    • Conclusions
    • References
  • Index

Details

No. of pages:
268
Language:
English
Copyright:
© Academic Press 2015
Published:
Imprint:
Academic Press
eBook ISBN:
9780124079410
Hardcover ISBN:
9780124078253

About the Editor

Kieran Tuohy

Kieran Tuohy received his PhD from the University of Surrey (UK) in 2000 under the supervision of Professor Ian Rowland, an MSc. in Environmental Microbiology from the University of Aberdeen, Scotland, and a BSc. in Industrial Microbiology from University College Dublin, Ireland. He worked for 10 years in the group of Professor Glenn Gibson within the Department of Food Science and Nutrition, University of Reading, first as post doctoral researcher and then as Lecturer in Food Metabonomics. His research at Reading focused on measuring the impact diet, especially probiotics and prebiotics on the human gut microbiota.
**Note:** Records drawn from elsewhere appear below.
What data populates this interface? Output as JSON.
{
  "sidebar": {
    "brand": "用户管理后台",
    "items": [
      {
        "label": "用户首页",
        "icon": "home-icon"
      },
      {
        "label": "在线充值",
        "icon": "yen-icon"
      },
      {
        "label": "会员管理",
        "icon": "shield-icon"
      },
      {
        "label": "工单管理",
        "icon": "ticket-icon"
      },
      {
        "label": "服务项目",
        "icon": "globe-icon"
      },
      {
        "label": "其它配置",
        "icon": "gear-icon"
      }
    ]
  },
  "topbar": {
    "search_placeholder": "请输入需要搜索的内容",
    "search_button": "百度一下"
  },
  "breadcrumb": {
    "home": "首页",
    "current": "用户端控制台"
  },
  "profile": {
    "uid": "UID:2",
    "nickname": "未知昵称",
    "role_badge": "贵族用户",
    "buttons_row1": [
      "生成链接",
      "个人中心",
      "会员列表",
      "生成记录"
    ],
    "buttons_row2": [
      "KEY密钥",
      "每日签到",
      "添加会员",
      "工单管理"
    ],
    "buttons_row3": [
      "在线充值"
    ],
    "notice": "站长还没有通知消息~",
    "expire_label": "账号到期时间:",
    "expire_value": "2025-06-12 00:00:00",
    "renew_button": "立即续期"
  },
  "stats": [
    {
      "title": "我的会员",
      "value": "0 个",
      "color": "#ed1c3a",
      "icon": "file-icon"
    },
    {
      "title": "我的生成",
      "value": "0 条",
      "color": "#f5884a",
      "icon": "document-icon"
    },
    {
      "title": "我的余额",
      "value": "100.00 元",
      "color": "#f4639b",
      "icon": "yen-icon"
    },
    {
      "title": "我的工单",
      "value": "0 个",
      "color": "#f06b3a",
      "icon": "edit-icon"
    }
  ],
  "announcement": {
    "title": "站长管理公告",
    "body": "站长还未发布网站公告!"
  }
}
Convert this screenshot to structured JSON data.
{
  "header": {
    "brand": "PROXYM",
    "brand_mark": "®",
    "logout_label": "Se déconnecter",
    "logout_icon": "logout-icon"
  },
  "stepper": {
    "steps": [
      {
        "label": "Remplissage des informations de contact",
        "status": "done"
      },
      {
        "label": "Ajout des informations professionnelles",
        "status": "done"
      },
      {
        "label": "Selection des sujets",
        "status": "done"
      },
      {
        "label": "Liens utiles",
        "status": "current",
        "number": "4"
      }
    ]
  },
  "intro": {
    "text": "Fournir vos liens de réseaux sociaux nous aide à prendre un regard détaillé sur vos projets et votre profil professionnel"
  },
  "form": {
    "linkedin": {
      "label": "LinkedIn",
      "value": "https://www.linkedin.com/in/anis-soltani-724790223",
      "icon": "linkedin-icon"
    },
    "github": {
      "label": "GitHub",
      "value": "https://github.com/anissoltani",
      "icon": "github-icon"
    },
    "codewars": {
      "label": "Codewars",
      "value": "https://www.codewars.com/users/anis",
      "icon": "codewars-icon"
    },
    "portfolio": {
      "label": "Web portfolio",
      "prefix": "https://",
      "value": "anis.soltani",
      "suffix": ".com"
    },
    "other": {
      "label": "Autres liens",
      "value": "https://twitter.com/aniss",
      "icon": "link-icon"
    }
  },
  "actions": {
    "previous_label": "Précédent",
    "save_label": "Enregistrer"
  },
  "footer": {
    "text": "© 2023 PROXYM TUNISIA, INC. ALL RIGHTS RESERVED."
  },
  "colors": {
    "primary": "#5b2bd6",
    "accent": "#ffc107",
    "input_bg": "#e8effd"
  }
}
In 2010 he moved to Fondazione Edmund Mach (FEM), Trento, Italy and set up a new research team working on diet:microbe interactions with a special focus on whole plant foods. He now leads the Nutrition and Nutrigenomics Group at FEM with a research focus on whole plant foods, plant bioactives, especially fiber, prebiotics and polyphenols, fermented dairy products and probiotics. He is an Associate Editor of the International Journal of Food Sciences and Nutrition, is on the scientific steering committee of the NutrEvent series of innovation events in the area of food, nutrition and health, and has been involved in a number of expert activities and events organised by the International Life Sciences Institute (ILSI) Europe and the International Scientific Association for Probiotics and Prebiotics (ISAPP).

Affiliations and Expertise

Group Leader Nutrition and Nutrigenomics, Department of Food Quality and Nutrition, Research and Innovation Centre, Fondazione Edmund Mach, via E. Mach, 1 San Michele all'Adige,Trento, 38010 Italy

Daniele Del Rio

Daniele Del Rio was appointed Assistant Professor at the University of Parma in 2005, after gaining his doctorate under the supervision of Prof. Furio Brighenti. During his PhD and post-doctoral years, he repeatedly visited the Plant Products and Human Nutrition Group led by Prof. Alan Crozier at the University of Glasgow, where he developed interests and expertise in advanced analysis of polyphenols and their metabolites in food and human samples. Thanks to this fruitful international connection, as one of the leading researchers in the field, he is running the Laboratory of Phytochemicals in Physiology at the Department of Food Science in Parma and is the co-founder of the LS9 "Bioactives & Health" Interlaboratory Group, where the biological activity of human microbiota derived phytochemical metabolites represents one of the core research topics. Daniele is a Visiting Scholar at the Medical Research Council Human Nutrition Research Unit in Cambridge and a senior collaborator of the Need for Nutrition Education/Innovation Programme (NNEdPro), an independent knowledge generation and research platform also based in Cambridge. He is a member of the Board of Directors of the University Spin-Off "Madegus", focused on Nutritional Education for Children and Associate Editor of the International Journal of Food Sciences and Nutrition.

Affiliations and Expertise

Department of Food Science, University of Parma, Italy